**Problem to work on**
Where the records hold the string "value", show the whole line it sits on.

[Records supplied Boundary: Start]

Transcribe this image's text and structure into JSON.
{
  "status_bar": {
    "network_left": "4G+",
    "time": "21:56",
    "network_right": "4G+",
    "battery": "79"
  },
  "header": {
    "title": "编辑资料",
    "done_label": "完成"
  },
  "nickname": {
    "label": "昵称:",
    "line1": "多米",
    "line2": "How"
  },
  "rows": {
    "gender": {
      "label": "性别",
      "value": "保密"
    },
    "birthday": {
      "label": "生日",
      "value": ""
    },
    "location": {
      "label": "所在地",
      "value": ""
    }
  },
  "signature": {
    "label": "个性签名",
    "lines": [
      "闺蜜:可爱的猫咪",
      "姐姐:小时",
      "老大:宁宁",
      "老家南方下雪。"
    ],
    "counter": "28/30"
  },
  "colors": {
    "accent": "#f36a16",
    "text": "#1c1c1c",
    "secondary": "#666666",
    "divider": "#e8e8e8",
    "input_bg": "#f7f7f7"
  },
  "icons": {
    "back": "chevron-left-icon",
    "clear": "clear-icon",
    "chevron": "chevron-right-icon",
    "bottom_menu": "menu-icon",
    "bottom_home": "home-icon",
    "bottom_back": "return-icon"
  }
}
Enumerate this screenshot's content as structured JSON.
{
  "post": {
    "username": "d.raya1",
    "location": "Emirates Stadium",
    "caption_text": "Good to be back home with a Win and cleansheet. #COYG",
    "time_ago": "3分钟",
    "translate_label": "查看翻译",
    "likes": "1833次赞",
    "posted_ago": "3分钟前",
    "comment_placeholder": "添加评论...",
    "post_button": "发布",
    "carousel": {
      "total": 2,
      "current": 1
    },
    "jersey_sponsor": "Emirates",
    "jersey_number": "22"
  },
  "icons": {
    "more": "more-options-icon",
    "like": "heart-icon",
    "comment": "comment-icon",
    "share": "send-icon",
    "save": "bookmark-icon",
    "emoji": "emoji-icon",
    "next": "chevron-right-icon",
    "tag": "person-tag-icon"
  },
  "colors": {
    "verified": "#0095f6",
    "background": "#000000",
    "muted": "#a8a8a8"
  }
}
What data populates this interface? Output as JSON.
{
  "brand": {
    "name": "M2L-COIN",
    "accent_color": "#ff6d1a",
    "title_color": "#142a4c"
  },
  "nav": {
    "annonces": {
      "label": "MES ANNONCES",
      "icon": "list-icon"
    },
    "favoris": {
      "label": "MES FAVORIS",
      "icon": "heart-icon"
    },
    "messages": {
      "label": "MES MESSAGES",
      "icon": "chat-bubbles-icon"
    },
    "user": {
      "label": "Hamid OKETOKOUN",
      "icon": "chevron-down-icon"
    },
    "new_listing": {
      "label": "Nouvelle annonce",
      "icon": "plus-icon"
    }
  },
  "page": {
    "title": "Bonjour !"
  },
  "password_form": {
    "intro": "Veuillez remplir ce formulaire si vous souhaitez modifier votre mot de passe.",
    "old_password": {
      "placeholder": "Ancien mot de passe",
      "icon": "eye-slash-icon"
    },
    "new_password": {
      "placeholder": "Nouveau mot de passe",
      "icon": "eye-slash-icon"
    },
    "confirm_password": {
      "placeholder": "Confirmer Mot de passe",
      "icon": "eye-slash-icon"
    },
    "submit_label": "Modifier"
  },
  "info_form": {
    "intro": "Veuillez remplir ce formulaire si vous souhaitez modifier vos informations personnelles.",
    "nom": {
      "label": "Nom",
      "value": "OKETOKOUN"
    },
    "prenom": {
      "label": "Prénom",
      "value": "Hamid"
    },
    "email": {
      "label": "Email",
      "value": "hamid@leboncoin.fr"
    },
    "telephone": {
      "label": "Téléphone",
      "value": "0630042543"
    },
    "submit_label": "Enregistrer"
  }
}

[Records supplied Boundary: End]

**Output**
      "value": "保密"
      "value": ""
      "value": ""
      "value": "OKETOKOUN"
      "value": "Hamid"
      "value": "hamid@leboncoin.fr"
      "value": "0630042543"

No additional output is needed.